_PROBLEM DESCRIPTION_: Gather, from the data below, each line in which the word "this" occurs.

_GIVEN ENTRIES_:
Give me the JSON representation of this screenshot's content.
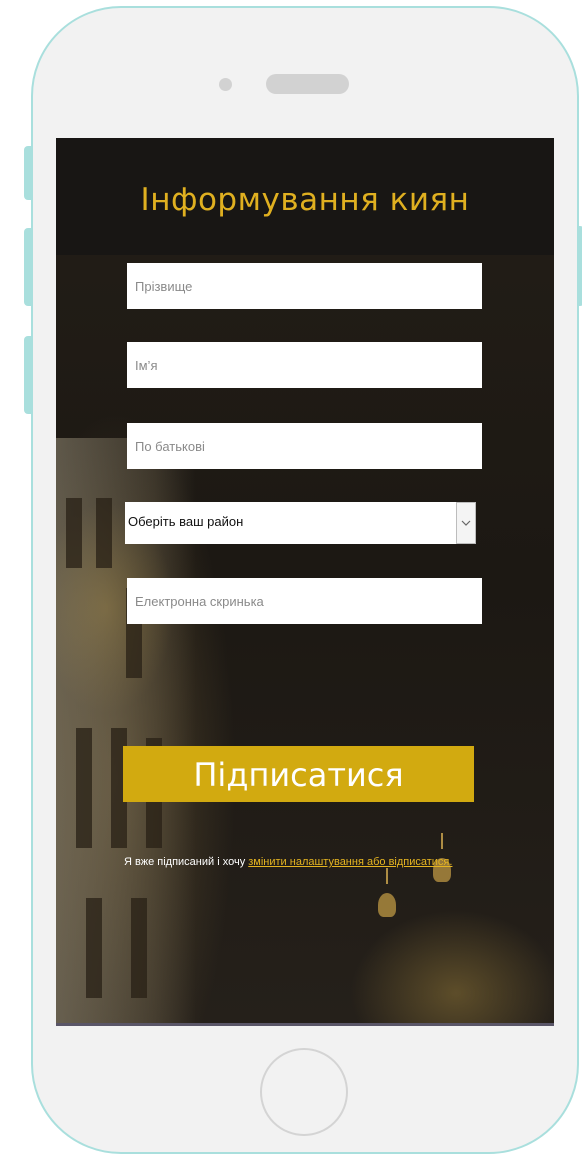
{
  "form": {
    "title": "Інформування киян",
    "fields": {
      "surname_placeholder": "Прізвище",
      "name_placeholder": "Ім’я",
      "patronymic_placeholder": "По батькові",
      "district_selected": "Оберіть ваш район",
      "email_placeholder": "Електронна скринька"
    },
    "submit_label": "Підписатися",
    "note_text": "Я вже підписаний і хочу ",
    "note_link": "змінити налаштування або відписатися."
  },
  "colors": {
    "accent": "#d2aa10",
    "title": "#e0b020",
    "frame": "#a9dfdd"
  },
  "icons": {
    "select_arrow": "chevron-down-icon"
  }
}
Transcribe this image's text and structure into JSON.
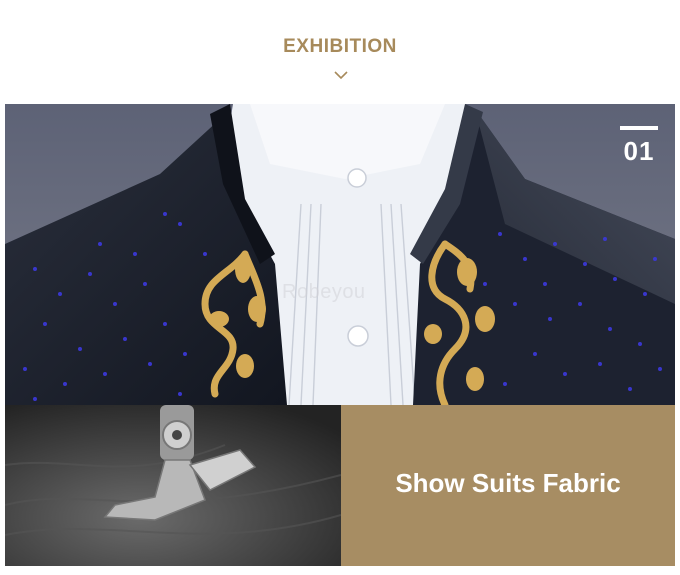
{
  "header": {
    "title": "EXHIBITION"
  },
  "hero": {
    "badge_number": "01",
    "watermark": "Robeyou"
  },
  "feature": {
    "title": "Show Suits Fabric"
  },
  "colors": {
    "accent": "#a78a5b",
    "panel": "#a78d63",
    "jacket": "#1d2230",
    "sequin": "#3b38d6",
    "embroidery": "#d4aa55"
  },
  "icons": {
    "chevron": "chevron-down-icon"
  }
}
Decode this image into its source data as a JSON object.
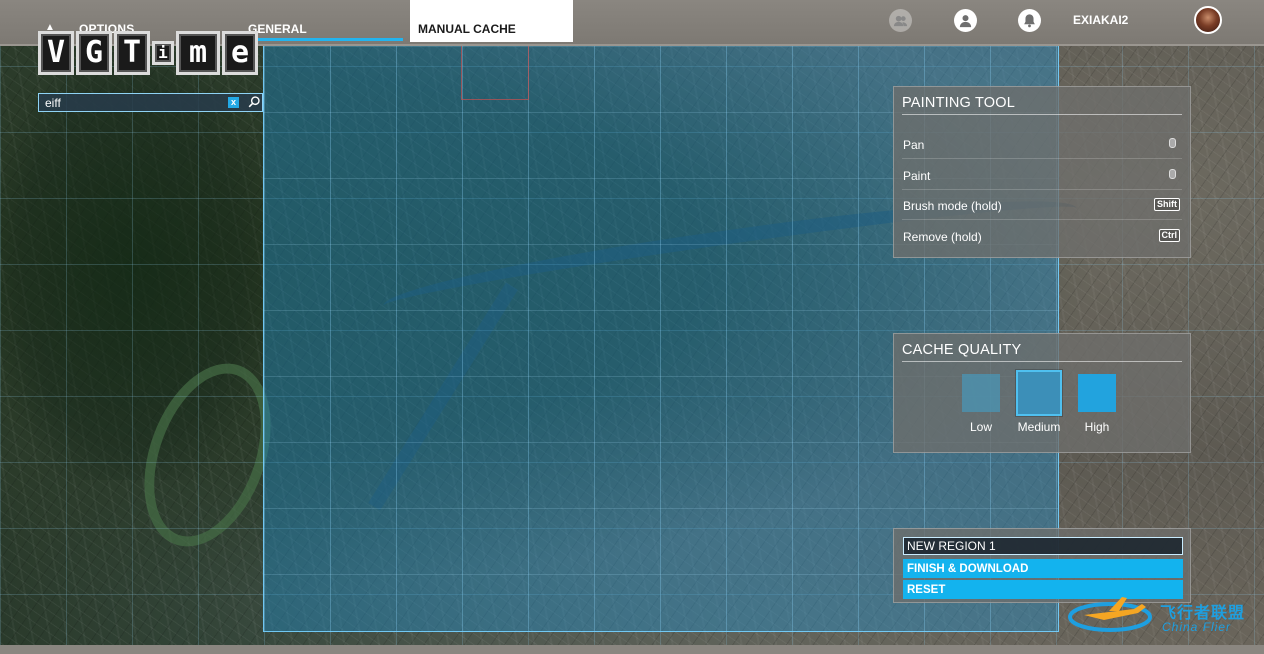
{
  "topbar": {
    "options_label": "OPTIONS",
    "tabs": [
      {
        "label": "GENERAL"
      },
      {
        "label": "MANUAL CACHE"
      }
    ],
    "user_name": "EXIAKAI2"
  },
  "logo": {
    "letters": [
      "V",
      "G",
      "T",
      "i",
      "m",
      "e"
    ]
  },
  "search": {
    "value": "eiff",
    "clear_label": "x"
  },
  "painting_tool": {
    "title": "PAINTING TOOL",
    "rows": [
      {
        "label": "Pan",
        "key": ""
      },
      {
        "label": "Paint",
        "key": ""
      },
      {
        "label": "Brush mode (hold)",
        "key": "Shift"
      },
      {
        "label": "Remove (hold)",
        "key": "Ctrl"
      }
    ]
  },
  "cache_quality": {
    "title": "CACHE QUALITY",
    "options": [
      {
        "label": "Low",
        "color": "#4a95b5"
      },
      {
        "label": "Medium",
        "color": "#3c8fb8"
      },
      {
        "label": "High",
        "color": "#22a3de"
      }
    ],
    "selected": "Medium"
  },
  "region_panel": {
    "name_value": "NEW REGION 1",
    "finish_label": "FINISH & DOWNLOAD",
    "reset_label": "RESET"
  },
  "watermark": {
    "cn": "飞行者联盟",
    "en": "China Flier"
  },
  "colors": {
    "accent": "#13b3ee",
    "region_fill": "#1e8cc8"
  }
}
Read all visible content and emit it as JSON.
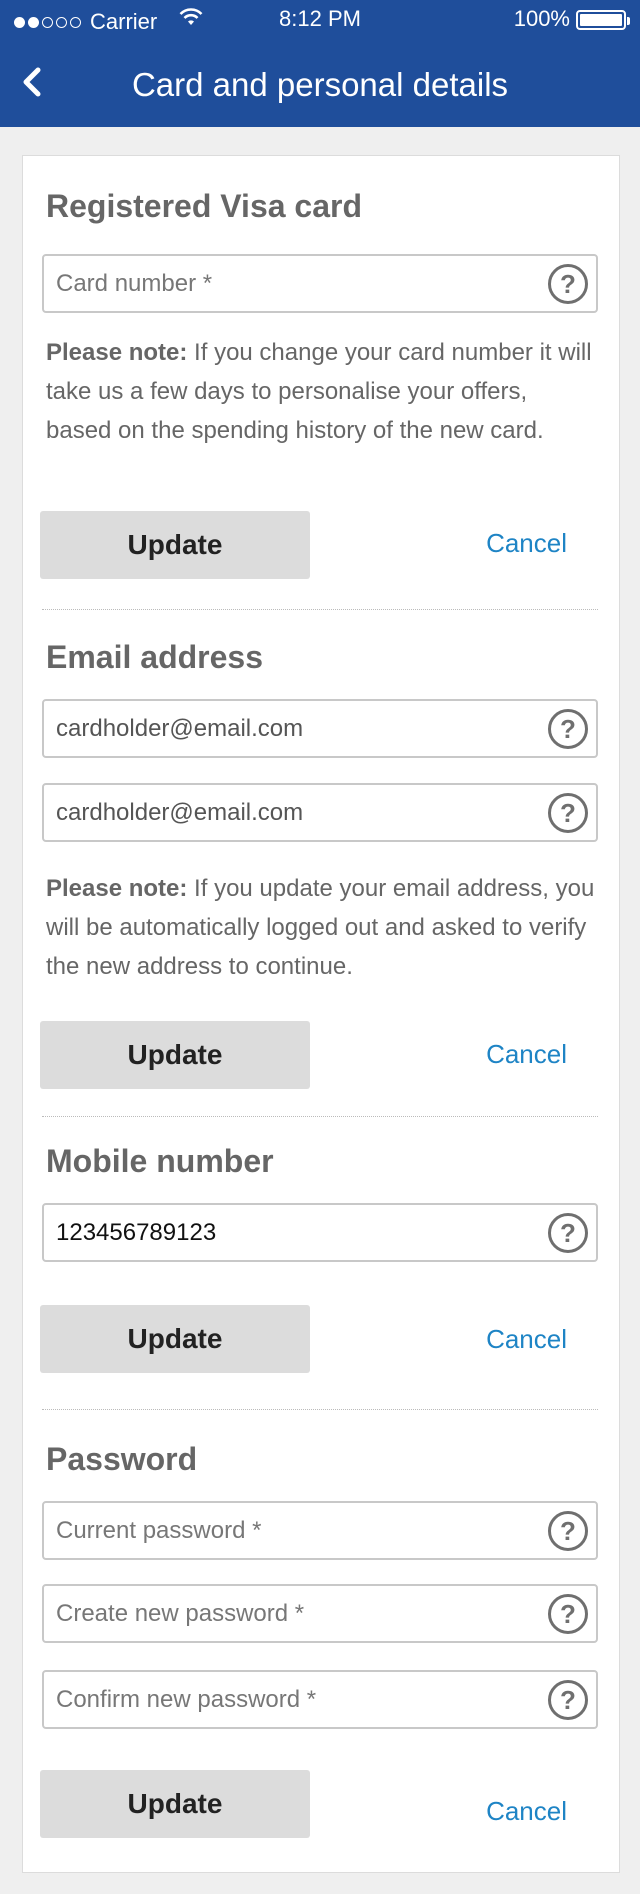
{
  "status_bar": {
    "carrier": "Carrier",
    "time": "8:12 PM",
    "battery": "100%",
    "signal_bars_filled": 2,
    "signal_bars_total": 5
  },
  "nav": {
    "back_icon": "chevron-left-icon",
    "title": "Card and personal details"
  },
  "colors": {
    "header_bg": "#1f4e9b",
    "link": "#1e84c5",
    "button_bg": "#dcdcdc"
  },
  "visa_section": {
    "title": "Registered  Visa card",
    "card_number_placeholder": "Card number *",
    "note_label": "Please note:",
    "note_text": " If you change your card number it will take us a few days to personalise your offers, based on the spending history of the new card.",
    "update_label": "Update",
    "cancel_label": "Cancel"
  },
  "email_section": {
    "title": "Email address",
    "email_value": "cardholder@email.com",
    "confirm_email_value": "cardholder@email.com",
    "note_label": "Please note:",
    "note_text": " If you update your email address, you will be automatically logged out and asked to verify the new address to continue.",
    "update_label": "Update",
    "cancel_label": "Cancel"
  },
  "mobile_section": {
    "title": "Mobile number",
    "mobile_value": "123456789123",
    "update_label": "Update",
    "cancel_label": "Cancel"
  },
  "password_section": {
    "title": "Password",
    "current_placeholder": "Current password *",
    "new_placeholder": "Create new password *",
    "confirm_placeholder": "Confirm new password *",
    "update_label": "Update",
    "cancel_label": "Cancel"
  },
  "help_symbol": "?"
}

_WRITTEN REPLY_:
Give me the JSON representation of this screenshot's content.
Transcribe this image's text and structure into JSON.
Decode this image into its source data as a JSON object.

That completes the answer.